• **Task description**: Filter the records below, keeping only lines with the string "conf".

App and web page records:

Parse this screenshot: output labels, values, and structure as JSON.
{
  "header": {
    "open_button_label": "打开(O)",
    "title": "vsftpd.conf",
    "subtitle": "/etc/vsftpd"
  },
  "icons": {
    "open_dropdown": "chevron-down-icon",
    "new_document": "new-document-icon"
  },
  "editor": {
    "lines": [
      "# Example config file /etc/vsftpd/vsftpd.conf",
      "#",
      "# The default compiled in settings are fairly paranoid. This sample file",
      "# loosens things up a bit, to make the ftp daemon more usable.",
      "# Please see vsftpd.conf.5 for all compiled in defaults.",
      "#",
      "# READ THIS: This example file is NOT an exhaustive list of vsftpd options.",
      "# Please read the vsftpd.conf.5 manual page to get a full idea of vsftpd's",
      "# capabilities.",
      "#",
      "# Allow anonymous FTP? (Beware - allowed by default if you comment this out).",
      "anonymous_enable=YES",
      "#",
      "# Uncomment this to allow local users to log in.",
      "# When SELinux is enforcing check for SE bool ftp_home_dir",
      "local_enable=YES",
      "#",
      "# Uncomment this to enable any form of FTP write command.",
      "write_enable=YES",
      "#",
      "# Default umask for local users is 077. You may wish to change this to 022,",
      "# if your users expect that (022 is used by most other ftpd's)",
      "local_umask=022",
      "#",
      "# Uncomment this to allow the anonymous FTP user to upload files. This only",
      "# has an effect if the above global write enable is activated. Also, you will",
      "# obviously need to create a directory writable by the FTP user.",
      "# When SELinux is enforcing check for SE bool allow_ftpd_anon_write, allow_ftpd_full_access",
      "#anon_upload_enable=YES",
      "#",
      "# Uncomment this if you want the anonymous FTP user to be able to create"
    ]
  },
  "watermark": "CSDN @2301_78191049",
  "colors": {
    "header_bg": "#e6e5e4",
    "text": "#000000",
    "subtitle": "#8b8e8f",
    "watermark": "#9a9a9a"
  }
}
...
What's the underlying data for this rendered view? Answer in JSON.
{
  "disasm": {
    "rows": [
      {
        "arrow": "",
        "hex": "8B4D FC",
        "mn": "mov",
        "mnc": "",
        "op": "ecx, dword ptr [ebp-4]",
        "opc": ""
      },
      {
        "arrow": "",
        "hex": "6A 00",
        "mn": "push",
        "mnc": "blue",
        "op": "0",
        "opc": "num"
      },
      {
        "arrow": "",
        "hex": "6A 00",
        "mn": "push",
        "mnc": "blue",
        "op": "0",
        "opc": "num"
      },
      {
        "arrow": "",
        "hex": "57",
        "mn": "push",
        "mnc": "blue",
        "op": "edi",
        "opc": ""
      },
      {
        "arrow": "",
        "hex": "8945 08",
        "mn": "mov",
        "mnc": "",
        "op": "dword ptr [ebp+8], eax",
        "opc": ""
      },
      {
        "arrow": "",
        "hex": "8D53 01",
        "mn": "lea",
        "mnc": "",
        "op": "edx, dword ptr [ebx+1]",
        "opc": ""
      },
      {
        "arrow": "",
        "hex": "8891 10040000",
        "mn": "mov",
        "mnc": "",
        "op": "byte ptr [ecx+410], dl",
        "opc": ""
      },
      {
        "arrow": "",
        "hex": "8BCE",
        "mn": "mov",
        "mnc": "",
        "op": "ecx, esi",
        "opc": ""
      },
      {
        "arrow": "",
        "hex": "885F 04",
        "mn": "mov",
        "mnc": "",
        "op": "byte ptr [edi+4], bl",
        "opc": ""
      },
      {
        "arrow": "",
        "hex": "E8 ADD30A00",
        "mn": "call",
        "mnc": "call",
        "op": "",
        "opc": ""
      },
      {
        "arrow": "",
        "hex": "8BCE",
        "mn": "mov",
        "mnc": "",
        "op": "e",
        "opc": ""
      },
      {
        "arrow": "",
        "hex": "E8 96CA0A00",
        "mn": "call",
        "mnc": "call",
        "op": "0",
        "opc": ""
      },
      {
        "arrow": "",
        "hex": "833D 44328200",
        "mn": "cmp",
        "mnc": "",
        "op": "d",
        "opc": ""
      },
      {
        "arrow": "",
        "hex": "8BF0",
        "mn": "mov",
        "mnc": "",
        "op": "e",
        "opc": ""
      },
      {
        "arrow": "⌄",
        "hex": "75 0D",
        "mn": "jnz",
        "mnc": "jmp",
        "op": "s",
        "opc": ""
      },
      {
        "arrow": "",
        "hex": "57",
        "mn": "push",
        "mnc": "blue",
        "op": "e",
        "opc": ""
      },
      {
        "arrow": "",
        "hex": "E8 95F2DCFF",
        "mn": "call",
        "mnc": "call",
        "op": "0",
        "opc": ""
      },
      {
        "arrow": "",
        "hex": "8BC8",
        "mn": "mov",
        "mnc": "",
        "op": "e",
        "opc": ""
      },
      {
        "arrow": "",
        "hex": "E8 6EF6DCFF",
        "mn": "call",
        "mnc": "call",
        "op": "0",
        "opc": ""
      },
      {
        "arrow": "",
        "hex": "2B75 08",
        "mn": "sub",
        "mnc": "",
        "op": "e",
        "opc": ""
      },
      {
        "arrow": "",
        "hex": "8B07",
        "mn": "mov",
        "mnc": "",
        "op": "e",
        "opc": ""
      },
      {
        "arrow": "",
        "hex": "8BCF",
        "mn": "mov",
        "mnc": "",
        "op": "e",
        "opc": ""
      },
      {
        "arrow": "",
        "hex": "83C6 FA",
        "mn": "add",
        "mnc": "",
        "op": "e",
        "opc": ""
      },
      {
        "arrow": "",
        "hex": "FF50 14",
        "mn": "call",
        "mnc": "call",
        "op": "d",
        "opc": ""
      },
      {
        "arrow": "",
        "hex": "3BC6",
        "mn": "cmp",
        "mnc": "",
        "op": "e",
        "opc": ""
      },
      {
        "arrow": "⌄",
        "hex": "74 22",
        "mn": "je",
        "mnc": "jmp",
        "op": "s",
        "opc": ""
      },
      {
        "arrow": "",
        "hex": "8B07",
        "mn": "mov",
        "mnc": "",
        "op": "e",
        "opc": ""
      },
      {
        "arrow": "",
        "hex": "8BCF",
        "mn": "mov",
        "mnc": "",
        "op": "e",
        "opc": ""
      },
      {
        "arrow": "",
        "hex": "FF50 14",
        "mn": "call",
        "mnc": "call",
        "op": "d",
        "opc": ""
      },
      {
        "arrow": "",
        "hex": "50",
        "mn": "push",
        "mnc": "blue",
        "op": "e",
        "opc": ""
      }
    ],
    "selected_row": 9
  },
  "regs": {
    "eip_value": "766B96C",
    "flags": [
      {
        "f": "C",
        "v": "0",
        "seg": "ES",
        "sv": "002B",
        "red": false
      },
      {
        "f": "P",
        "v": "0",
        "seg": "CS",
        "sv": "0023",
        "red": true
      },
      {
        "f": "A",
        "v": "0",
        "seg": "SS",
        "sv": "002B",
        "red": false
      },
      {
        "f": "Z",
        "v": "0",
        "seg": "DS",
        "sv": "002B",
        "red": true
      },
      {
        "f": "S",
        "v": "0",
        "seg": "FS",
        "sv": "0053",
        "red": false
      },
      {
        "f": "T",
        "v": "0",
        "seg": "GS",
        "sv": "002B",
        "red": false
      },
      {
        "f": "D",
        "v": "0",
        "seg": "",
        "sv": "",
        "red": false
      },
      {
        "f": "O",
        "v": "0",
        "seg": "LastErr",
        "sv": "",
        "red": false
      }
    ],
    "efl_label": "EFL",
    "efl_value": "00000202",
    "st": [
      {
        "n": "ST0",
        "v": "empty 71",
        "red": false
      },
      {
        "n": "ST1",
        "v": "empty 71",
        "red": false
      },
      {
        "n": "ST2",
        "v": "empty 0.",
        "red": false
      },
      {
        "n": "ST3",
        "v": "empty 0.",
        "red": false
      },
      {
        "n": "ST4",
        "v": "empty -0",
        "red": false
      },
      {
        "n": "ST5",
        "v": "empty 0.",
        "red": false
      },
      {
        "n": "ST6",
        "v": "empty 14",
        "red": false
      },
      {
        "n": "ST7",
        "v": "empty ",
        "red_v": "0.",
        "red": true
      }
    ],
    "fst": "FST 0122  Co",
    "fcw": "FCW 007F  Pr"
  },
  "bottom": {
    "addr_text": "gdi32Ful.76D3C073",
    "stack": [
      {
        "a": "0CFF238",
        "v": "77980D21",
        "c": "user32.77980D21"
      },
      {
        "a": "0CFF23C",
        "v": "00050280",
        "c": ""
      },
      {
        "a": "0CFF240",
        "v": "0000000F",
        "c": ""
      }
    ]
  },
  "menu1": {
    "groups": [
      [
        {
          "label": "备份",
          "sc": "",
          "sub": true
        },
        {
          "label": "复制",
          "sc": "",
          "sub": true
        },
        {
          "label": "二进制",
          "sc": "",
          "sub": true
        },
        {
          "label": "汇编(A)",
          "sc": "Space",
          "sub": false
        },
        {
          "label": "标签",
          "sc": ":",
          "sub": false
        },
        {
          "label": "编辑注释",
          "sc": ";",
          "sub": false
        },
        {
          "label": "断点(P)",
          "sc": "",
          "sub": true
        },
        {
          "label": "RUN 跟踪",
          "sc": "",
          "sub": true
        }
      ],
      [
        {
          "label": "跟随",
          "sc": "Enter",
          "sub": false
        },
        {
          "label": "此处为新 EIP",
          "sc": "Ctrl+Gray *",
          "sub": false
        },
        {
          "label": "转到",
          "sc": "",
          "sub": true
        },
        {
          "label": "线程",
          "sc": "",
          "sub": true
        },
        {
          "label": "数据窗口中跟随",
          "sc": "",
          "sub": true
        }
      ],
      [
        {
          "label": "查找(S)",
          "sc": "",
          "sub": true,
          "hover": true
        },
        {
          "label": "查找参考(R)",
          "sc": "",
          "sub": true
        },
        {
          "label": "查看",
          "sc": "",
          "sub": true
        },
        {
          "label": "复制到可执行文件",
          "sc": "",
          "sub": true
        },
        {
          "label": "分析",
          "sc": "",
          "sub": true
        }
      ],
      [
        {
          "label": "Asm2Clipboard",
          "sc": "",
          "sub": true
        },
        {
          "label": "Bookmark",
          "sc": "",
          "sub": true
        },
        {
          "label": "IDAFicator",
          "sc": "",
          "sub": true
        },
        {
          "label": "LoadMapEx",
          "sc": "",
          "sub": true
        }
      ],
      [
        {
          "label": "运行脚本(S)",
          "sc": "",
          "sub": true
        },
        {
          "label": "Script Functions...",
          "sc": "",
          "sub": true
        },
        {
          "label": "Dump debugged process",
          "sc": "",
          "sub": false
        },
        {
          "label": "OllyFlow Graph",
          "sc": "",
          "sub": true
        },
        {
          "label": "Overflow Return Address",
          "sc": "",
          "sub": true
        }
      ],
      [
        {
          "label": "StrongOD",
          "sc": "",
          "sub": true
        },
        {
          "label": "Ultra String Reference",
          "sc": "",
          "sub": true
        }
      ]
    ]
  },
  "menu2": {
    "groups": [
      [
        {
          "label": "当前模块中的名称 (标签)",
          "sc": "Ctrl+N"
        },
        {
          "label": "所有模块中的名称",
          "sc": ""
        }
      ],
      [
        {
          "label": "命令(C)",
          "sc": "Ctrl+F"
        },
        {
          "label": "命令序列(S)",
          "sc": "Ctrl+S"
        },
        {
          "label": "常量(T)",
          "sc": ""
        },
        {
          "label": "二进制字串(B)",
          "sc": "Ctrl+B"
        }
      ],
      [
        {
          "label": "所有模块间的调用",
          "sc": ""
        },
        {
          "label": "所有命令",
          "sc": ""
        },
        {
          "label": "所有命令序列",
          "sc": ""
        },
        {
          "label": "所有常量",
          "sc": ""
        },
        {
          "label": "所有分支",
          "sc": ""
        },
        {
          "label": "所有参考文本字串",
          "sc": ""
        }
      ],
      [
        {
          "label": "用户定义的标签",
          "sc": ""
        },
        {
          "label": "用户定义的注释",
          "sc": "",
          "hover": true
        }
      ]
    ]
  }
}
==
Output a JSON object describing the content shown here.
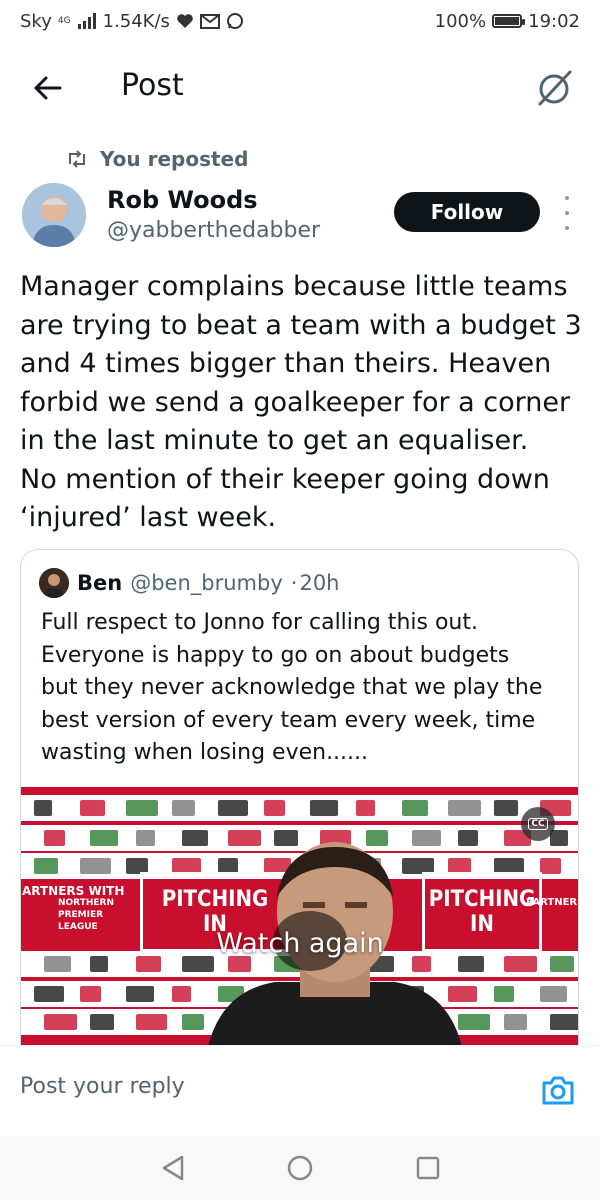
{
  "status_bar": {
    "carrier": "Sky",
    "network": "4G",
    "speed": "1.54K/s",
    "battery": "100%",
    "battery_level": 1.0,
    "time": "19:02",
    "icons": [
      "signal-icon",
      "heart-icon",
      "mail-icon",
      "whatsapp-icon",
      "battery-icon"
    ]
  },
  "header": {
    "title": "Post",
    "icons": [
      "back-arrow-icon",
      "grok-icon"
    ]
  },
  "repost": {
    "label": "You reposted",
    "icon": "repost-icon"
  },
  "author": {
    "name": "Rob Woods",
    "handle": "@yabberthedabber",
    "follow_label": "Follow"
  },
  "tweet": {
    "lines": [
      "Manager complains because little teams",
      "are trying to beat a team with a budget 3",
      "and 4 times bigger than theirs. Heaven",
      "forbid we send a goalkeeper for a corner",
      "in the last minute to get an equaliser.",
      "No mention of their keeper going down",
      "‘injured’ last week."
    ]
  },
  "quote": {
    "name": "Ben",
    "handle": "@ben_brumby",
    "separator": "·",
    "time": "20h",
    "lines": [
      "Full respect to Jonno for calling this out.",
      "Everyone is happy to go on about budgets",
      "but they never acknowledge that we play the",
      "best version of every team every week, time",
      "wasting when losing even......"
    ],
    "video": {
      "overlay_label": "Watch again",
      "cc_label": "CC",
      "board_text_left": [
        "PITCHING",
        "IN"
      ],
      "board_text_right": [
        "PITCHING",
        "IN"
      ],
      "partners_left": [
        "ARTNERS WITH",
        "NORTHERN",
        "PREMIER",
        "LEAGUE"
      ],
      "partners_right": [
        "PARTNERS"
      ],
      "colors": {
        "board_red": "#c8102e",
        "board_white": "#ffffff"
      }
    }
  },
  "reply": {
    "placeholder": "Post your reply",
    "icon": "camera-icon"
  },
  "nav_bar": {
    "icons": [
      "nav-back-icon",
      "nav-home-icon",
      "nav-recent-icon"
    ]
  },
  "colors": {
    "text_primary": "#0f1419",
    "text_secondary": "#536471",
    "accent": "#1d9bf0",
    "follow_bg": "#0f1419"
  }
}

• **Problem solution**:
    "title": "vsftpd.conf",
      "# Example config file /etc/vsftpd/vsftpd.conf",
      "# Please see vsftpd.conf.5 for all compiled in defaults.",
      "# Please read the vsftpd.conf.5 manual page to get a full idea of vsftpd's",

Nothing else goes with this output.